Behavioral economist and author of Predictably Irrational Dan Ariely returns to explain the science underlying the continued mismanagement and mal-investment within our financial system, despite 7 years of opportunity to learn from and address the causal factors of the Great Recession.
Behavioral science shows we are our own worst enemies in this story. In a realm where everything is so quantifiable, measurable and trackable, one would expect exceptionally good decision-making. But it's our human wiring, our proclivity for seeing things as we want them to be rather than as they truly are, that makes us vulnerable to influences we often aren't even conscious of. And the bad decisions — and bad outcomes — ensue:
For me, as somebody interested in human behavior, there are two elements that worry me a lot. The first one is Conflicts of interest.
Conflicts of interest is one of those things that get to us without us realizing how powerful it is. Imagine that you invite me to dinner, and you buy me a beer and a sandwich and we talk more and we become friends. To what degree am I going to be able to see the world in an objective way without taking your perspective into account? It turns out conflicts of interest are wonderful because they allow us to create friendship really quite quickly. You can buy someone a beer and a sandwich and they become your friend to some degree. Once you marry this with a complex system like the financial system, all of a sudden some not-so-good things can happen.
I think we really haven't done much to address conflicts of interest in our financial system — there are lots of places where people get paid in all kinds of ways that have conflicts of interest. There are companies that have divisions within them that create tremendous conflicts of interest. And human nature doesn't help. What happens is that you look at yourself and you ask: Do I have conflicts of interest? You say: No. Of course, not. I evaluate everything objectively; therefore, we don't need regulation. But I think we do, and actually to a much higher degree.
The second element that bothers me about which we have done to little is Trust. There are people who are active in the financial system and they understand it better. And there are people who are not. The people who are not have experienced this tremendous devastation. Many people lost lots of money, especially people close to retirement. Many people pulled out their money and basically have lost trust. Now the question is: Under what conditions will people regain this lost trust? This is extremely important for the financial system's long-term viability. If you think about the financial system as a way to accumulate wealth and be able to retire securely and so on, I think we've lost some of the capacity of that system to serve that function, because people are just not trusting anything.
Imagine if we have another beginning of a catastrophe happening, not something as big as we had, but something smaller. Is people's sensitivity right now is going to be so high that they're going to panic very quickly? I think the answer is: Yes. So we haven't done much to eliminate conflicts of interest, and we haven't done anything to earn back trust. And because of that, I deeply worry.

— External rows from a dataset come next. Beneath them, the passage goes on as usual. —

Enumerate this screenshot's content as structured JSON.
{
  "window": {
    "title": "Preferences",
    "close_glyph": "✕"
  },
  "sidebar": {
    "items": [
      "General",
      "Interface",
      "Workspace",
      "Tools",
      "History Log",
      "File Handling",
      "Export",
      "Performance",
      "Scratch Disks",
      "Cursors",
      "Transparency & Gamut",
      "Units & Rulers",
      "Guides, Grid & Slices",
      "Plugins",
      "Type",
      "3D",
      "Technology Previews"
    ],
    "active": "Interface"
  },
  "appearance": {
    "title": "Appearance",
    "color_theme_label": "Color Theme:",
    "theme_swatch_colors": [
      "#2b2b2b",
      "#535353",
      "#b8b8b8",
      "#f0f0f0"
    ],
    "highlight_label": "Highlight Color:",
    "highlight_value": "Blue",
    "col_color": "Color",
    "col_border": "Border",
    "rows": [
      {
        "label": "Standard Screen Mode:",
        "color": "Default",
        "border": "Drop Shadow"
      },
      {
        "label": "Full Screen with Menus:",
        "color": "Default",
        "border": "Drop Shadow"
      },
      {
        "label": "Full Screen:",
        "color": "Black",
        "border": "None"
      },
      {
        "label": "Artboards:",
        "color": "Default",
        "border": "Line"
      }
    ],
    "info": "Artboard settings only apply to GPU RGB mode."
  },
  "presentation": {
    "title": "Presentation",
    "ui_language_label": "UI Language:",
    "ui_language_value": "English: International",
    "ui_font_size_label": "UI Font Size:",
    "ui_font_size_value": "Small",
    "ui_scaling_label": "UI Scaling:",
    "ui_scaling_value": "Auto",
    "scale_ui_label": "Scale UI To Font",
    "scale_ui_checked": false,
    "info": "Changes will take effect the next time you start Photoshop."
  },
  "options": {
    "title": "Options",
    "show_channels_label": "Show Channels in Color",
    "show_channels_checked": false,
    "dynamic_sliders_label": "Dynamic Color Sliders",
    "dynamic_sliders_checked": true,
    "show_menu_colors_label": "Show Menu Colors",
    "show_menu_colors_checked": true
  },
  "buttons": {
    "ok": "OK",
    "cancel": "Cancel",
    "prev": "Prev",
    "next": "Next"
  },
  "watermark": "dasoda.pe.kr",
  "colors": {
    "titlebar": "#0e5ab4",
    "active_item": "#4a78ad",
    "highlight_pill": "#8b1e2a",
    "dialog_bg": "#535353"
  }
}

Click the play button below to listen to Chris' interview with Dan Ariely (41m:53s)